■ **Work request**
A copy is needed of each line in the records that has the word "metric".

### Extracted entries

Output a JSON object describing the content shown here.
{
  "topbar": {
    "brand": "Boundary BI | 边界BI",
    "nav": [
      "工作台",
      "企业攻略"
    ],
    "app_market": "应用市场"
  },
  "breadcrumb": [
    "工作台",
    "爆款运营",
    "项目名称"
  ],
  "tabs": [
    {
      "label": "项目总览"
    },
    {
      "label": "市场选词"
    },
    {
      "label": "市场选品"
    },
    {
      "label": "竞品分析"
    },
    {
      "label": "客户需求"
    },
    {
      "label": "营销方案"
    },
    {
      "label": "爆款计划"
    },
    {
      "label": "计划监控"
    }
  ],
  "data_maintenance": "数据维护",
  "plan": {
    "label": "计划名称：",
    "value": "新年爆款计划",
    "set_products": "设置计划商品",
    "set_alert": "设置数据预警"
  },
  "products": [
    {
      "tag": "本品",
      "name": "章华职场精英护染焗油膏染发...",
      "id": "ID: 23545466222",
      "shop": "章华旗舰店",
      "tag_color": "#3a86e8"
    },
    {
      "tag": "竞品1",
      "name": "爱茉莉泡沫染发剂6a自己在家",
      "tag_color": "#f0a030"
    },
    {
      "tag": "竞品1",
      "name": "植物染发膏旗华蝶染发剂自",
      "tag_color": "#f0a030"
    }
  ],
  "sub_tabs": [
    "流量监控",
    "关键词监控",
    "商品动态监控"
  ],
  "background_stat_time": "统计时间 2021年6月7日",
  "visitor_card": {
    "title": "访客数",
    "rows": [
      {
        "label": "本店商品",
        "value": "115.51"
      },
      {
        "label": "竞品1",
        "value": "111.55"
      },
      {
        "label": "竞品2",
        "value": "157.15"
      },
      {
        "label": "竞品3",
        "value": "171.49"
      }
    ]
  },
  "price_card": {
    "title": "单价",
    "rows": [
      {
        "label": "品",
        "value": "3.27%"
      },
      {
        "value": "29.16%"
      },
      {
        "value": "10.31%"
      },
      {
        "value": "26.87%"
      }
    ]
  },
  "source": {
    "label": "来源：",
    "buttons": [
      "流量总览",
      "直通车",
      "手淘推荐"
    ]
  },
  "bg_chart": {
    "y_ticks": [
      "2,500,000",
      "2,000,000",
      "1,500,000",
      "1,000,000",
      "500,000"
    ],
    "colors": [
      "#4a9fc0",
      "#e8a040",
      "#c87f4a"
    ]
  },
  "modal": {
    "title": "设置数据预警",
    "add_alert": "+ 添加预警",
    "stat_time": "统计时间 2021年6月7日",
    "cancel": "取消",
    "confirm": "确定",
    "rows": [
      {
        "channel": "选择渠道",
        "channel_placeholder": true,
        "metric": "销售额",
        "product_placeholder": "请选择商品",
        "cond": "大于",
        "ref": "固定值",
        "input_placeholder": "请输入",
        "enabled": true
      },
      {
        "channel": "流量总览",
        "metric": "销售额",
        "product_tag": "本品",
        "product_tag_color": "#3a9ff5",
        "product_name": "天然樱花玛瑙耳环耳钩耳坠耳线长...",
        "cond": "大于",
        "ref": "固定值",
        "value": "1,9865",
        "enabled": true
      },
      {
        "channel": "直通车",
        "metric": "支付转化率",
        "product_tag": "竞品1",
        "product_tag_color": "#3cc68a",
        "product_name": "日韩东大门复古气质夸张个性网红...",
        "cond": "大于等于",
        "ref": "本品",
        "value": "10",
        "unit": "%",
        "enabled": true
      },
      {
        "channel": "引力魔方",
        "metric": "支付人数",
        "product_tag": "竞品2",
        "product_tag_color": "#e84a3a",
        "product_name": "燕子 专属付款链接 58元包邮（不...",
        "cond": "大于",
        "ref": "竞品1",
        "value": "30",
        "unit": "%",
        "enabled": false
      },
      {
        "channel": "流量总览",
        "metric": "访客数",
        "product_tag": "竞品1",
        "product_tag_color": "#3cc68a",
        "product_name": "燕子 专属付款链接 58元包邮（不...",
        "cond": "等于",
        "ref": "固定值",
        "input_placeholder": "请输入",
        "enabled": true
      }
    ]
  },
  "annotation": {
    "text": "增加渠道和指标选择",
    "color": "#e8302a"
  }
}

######

■ **Answer box**
        "metric": "销售额",
        "metric": "销售额",
        "metric": "支付转化率",
        "metric": "支付人数",
        "metric": "访客数",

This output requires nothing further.